Recently, one of my colleagues called a meeting with those of us who remain. My colleague wanted to get our thoughts and feedback about whether we would support his efforts in becoming the new team lead so he could then approach the director about a potential new role. We were asked point-blank.
I did not answer the question directly because I did not feel like this person is fit to be in this new position. (There are several reasons behind this, mostly because I do not believe he has done his fair share of the workload even before anyone quit, is not reliable because he or someone in his family is constantly sick, and periodically sends email blasts that are unprofessional). Instead, I simply told him that he should have this conversation with the director because the director had previously told me his own vision of rebuilding the team.
Is this an appropriate answer? How else could I have answered this? I didn’t want to be rude but I didn’t want to just say, “Yes, totally, of course I support you being our new team lead” when I felt entirely the opposite.

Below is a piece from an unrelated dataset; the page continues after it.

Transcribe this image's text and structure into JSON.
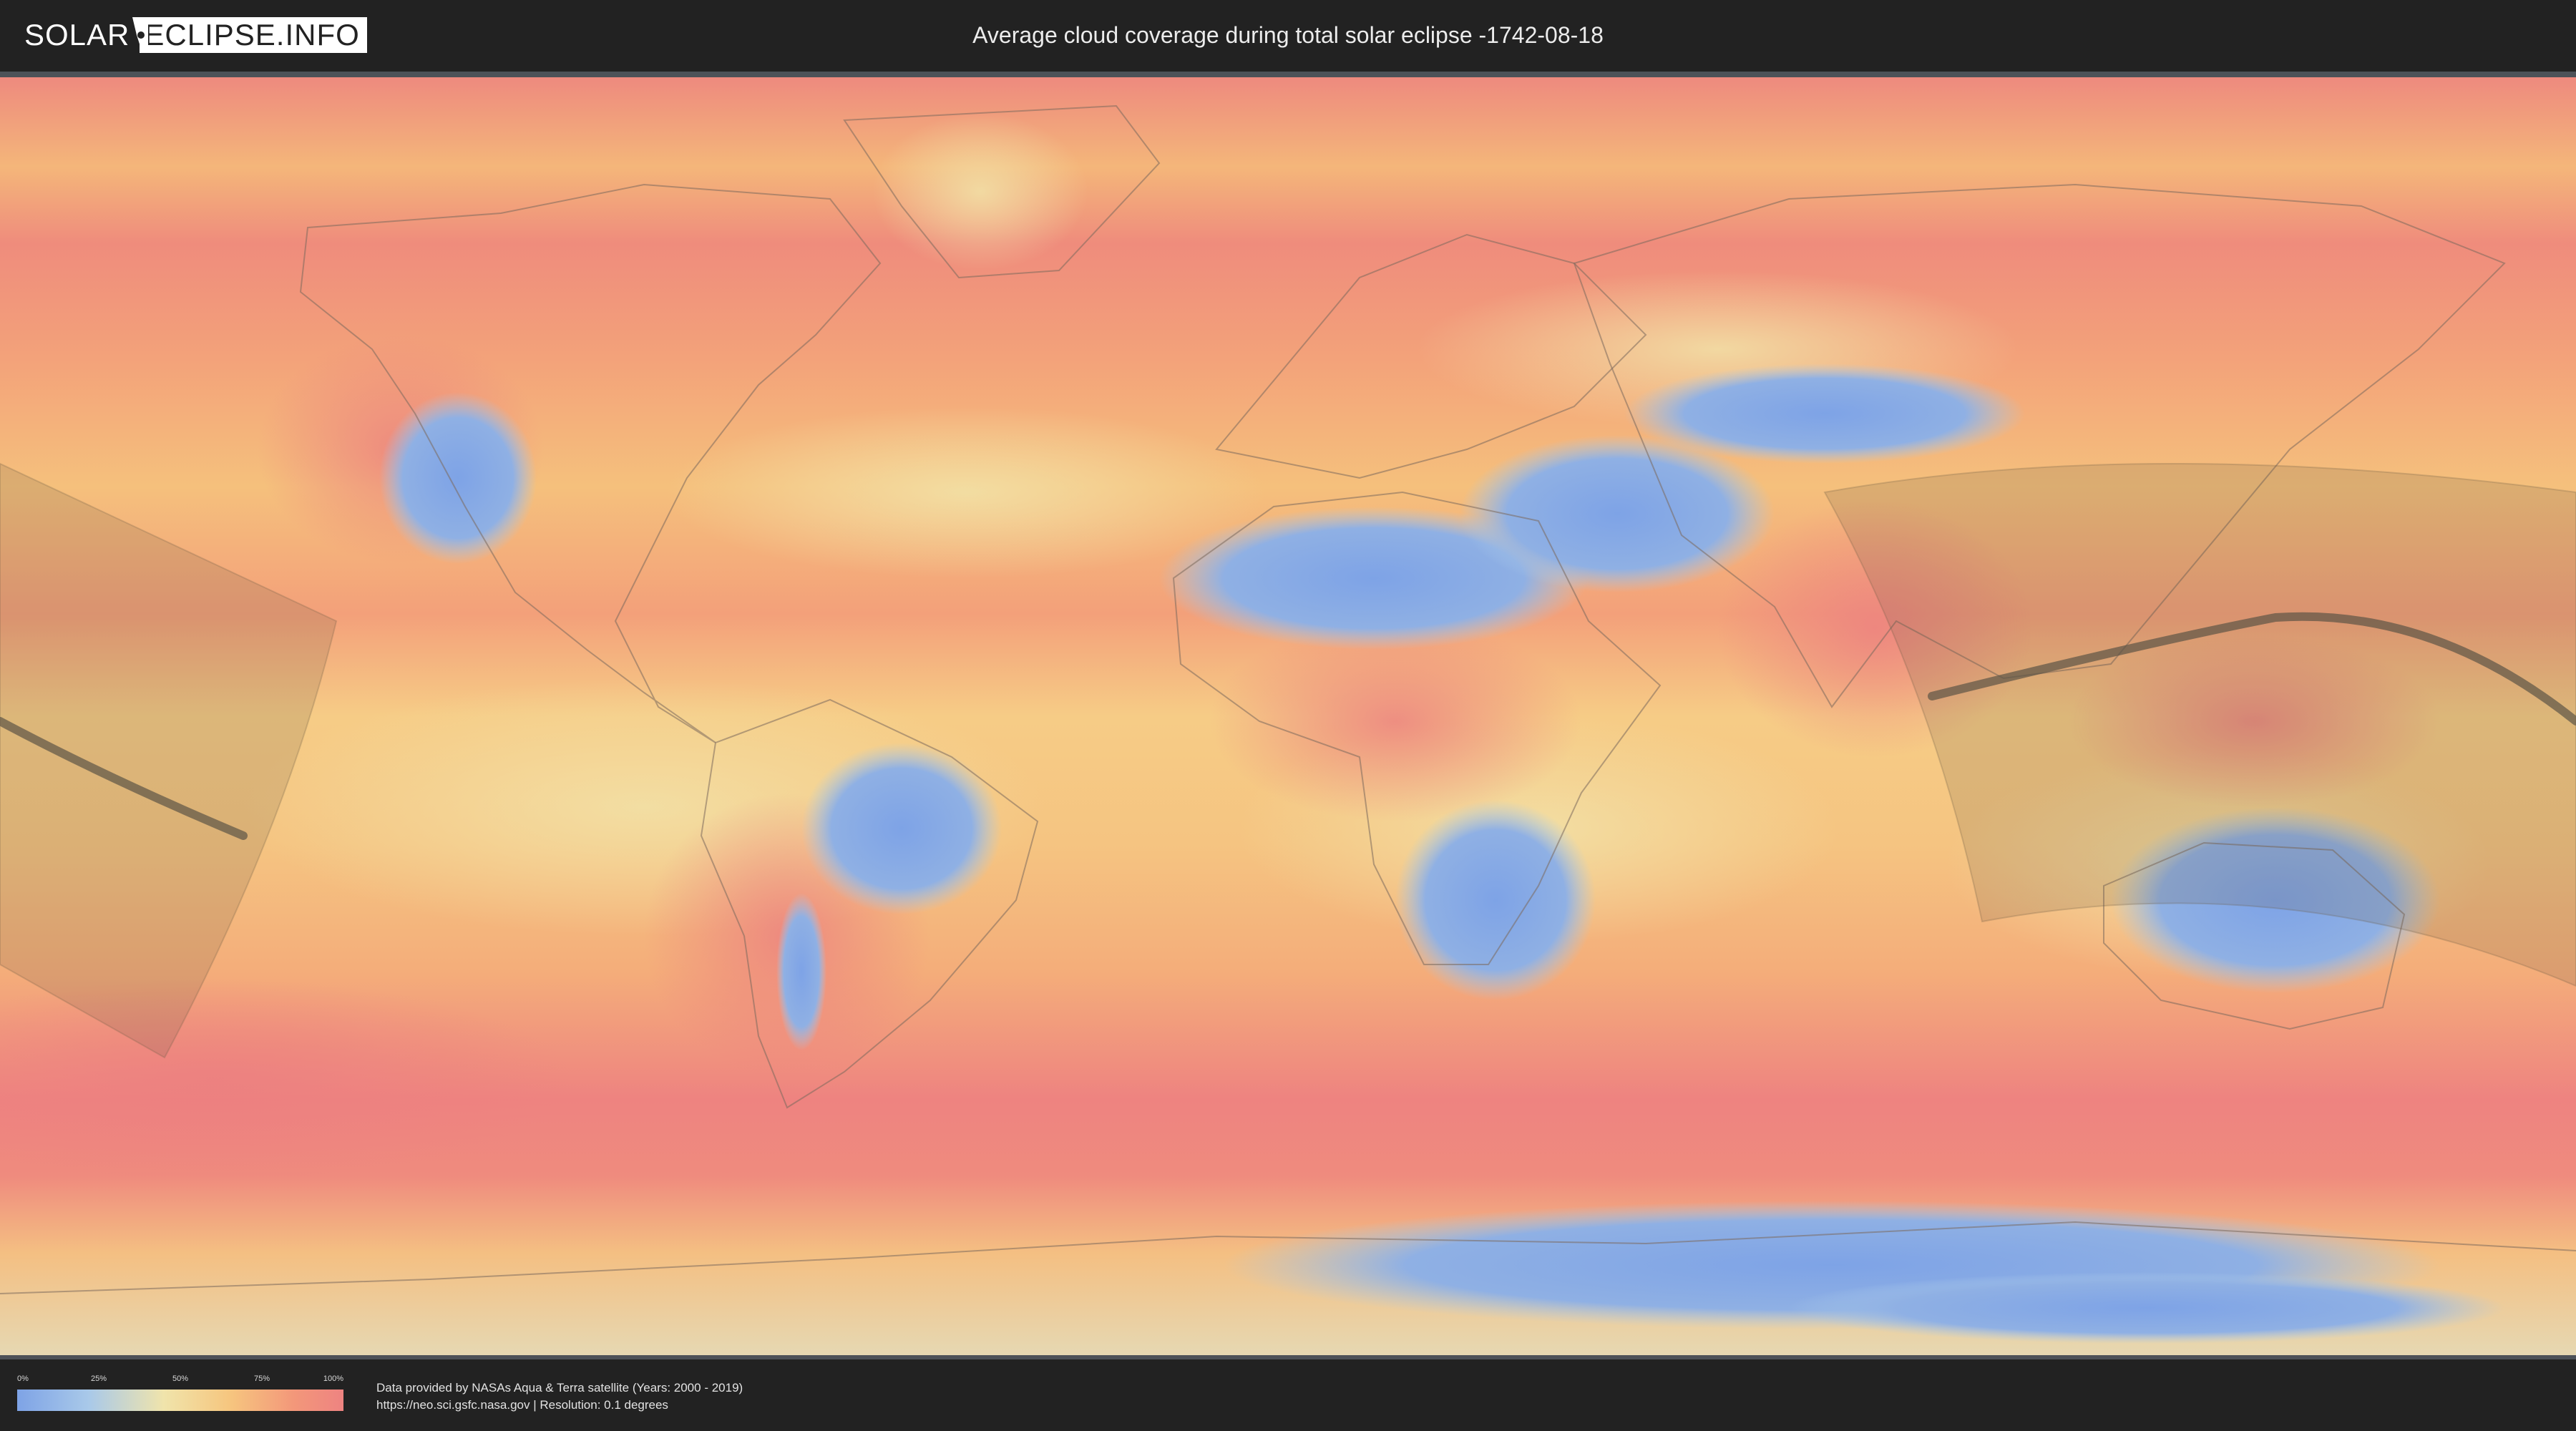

Your answer was perfectly fine — better than fine, considering that you were put on the spot and in an awkward position. Other options could have been “Hmmm, that’s interesting, I’d want to think about it” or “I’m not sure — I’d want to hear more about your plans for the role” or even, if you were comfortable saying it, “I’m not sure I see you in that role, but I’d be glad to think about it.”
3. Paging a coworker with his first, middle, and last names
We have a paging system at work that we constantly use to page coworkers to locate them on the floor. I recently paged a coworker by his full name — first, middle and last. I then got in trouble with my manager and was told it was unprofessional. The reason we know his middle name is because he has told us. I was really confused when I was told not to do it and got reprimanded. Can you shed some light on this for me?
I’m guessing your manager assumed you were joking around (since that’s what it sounds like to me), and doesn’t want the paging system used for mirth.
4. Listing one-time volunteer work on a resume
Is there a way to appropriately list one-time volunteer experiences on a resume?
I do consistently volunteer with one organization and have that listed, but every once in a while I do a one-time thing: I helped out at a local Rotary event for “breakfast with the Easter Bunny,” both helping with raffle tickets, and actually being the bunny; I’ve cooked food at a local Ronald McDonald House; etc.
On the one hand, I completely understand if it’s not appropriate to list those things. I just don’t want to short change myself, either.
I’d leave them off. They do demonstrate community involvement, but they’re so short-term that they don’t really rise to the level of resume-worthy.
5. Update: Can I ask to work from home for a few days if I can’t stop crying?
Remember the letter-writer in January who was wondering about asking to work from home for a few days because she was facing a possible break-up and couldn’t stop crying (#2 at the link)? Here’s her update.
The request to work from home wasn’t approved, but not for any reasons personal to me. There’s been some general “cracking down” on folks working remotely past their typical one day a week schedule, and so I was asked to stick with my normal schedule if I could — that said, my boss suggested I use any sick or vacation time I needed. So I did that, and in doing so, realized I needed some general larger-scale help with my emotions.
As I was going through this breakup, my long-present-but-dormant depression and anxiety were really starting to pop up. I ended up taking leave for a month to attend an intensive outpatient treatment for people with depression and anxiety, and I can’t tell you what a relief it was to have the time and space to focus on just getting better.
Anyway, I’m in a much better place now — a single place, but a place where I have many more tools in my toolbox to handle my up and down emotions when they swing too far in either direction. Thanks to you and to your readers for the advice and support.